Records from a data source
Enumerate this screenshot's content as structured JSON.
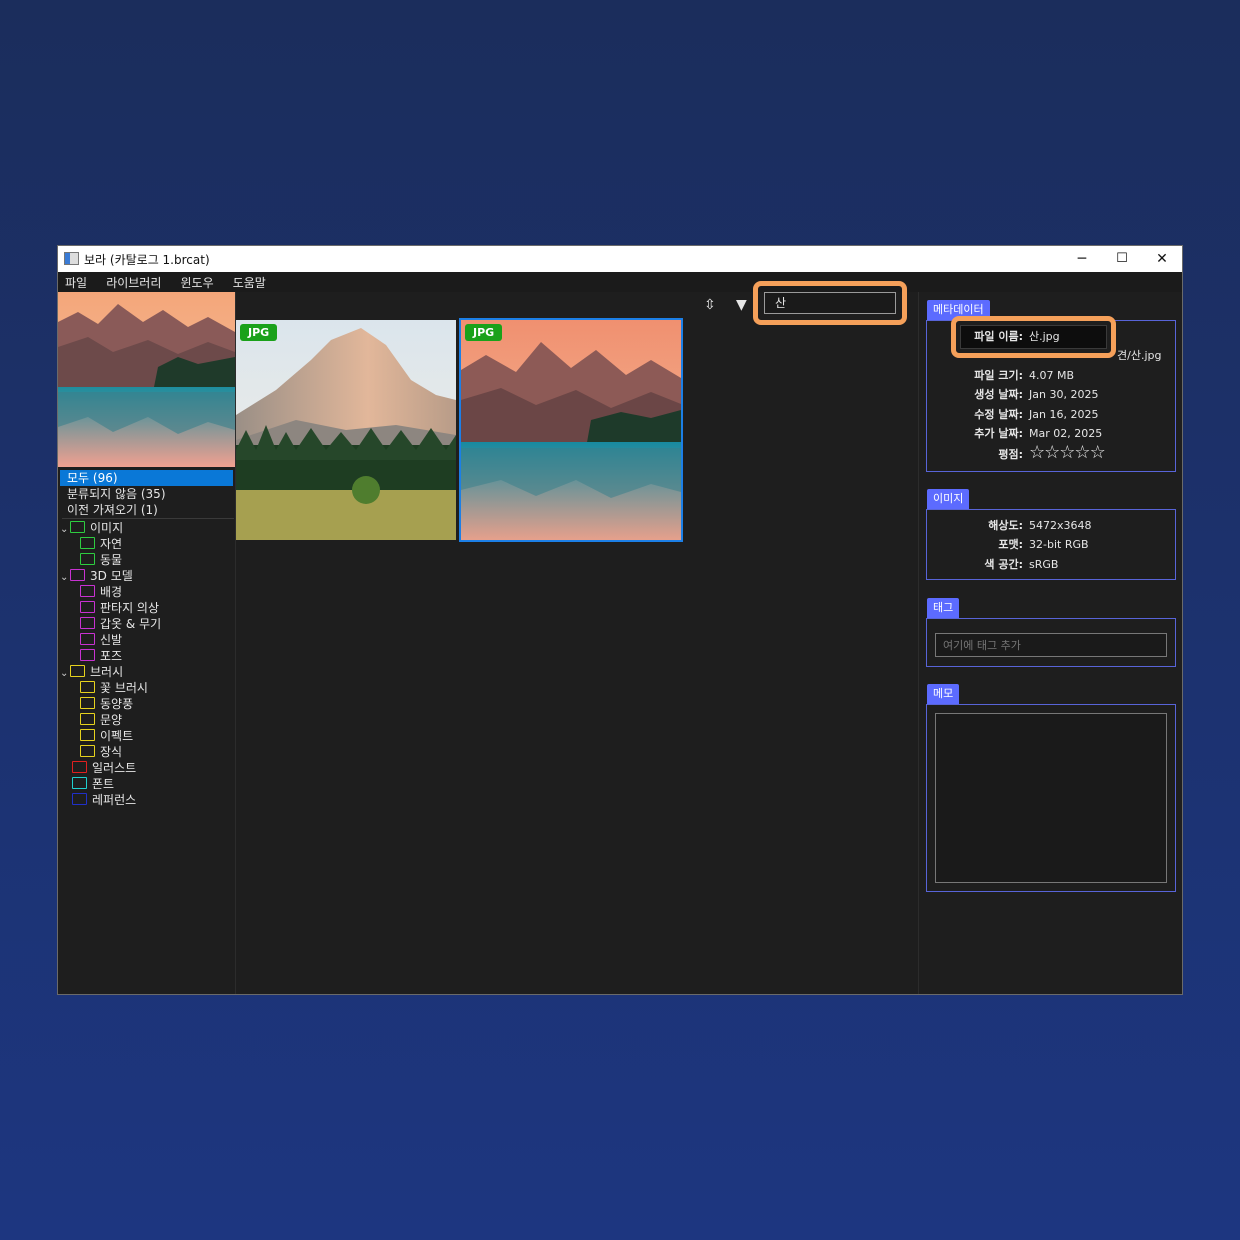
{
  "window": {
    "title": "보라 (카탈로그 1.brcat)",
    "controls": {
      "minimize": "─",
      "maximize": "☐",
      "close": "✕"
    }
  },
  "menubar": {
    "items": [
      "파일",
      "라이브러리",
      "윈도우",
      "도움말"
    ]
  },
  "library": {
    "items": [
      {
        "label": "모두 (96)",
        "selected": true
      },
      {
        "label": "분류되지 않음 (35)",
        "selected": false
      },
      {
        "label": "이전 가져오기 (1)",
        "selected": false
      }
    ]
  },
  "tree": {
    "groups": [
      {
        "label": "이미지",
        "color": "#2ecc40",
        "children": [
          "자연",
          "동물"
        ]
      },
      {
        "label": "3D 모델",
        "color": "#c832d2",
        "children": [
          "배경",
          "판타지 의상",
          "갑옷 & 무기",
          "신발",
          "포즈"
        ]
      },
      {
        "label": "브러시",
        "color": "#e6d21e",
        "children": [
          "꽃 브러시",
          "동양풍",
          "문양",
          "이펙트",
          "장식"
        ]
      }
    ],
    "leaves": [
      {
        "label": "일러스트",
        "color": "#e02020"
      },
      {
        "label": "폰트",
        "color": "#20d0d0"
      },
      {
        "label": "레퍼런스",
        "color": "#2030c8"
      }
    ]
  },
  "toolbar": {
    "sort_icon": "sort-icon",
    "filter_icon": "filter-icon",
    "search_value": "산"
  },
  "grid": {
    "items": [
      {
        "badge": "JPG",
        "selected": false
      },
      {
        "badge": "JPG",
        "selected": true
      }
    ]
  },
  "metadata": {
    "tab": "메타데이터",
    "filename_label": "파일 이름:",
    "filename_value": "산.jpg",
    "path_tail": "견/산.jpg",
    "rows": [
      {
        "k": "파일 크기:",
        "v": "4.07 MB"
      },
      {
        "k": "생성 날짜:",
        "v": "Jan 30, 2025"
      },
      {
        "k": "수정 날짜:",
        "v": "Jan 16, 2025"
      },
      {
        "k": "추가 날짜:",
        "v": "Mar 02, 2025"
      }
    ],
    "rating_label": "평점:",
    "rating": 0,
    "rating_max": 5
  },
  "image_info": {
    "tab": "이미지",
    "rows": [
      {
        "k": "해상도:",
        "v": "5472x3648"
      },
      {
        "k": "포맷:",
        "v": "32-bit RGB"
      },
      {
        "k": "색 공간:",
        "v": "sRGB"
      }
    ]
  },
  "tags": {
    "tab": "태그",
    "placeholder": "여기에 태그 추가"
  },
  "memo": {
    "tab": "메모"
  },
  "colors": {
    "accent": "#0a78d7",
    "highlight": "#f5a05a",
    "panel_header": "#5c6bff",
    "badge": "#1aa11a"
  }
}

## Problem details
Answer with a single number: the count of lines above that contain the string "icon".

## Answer section
2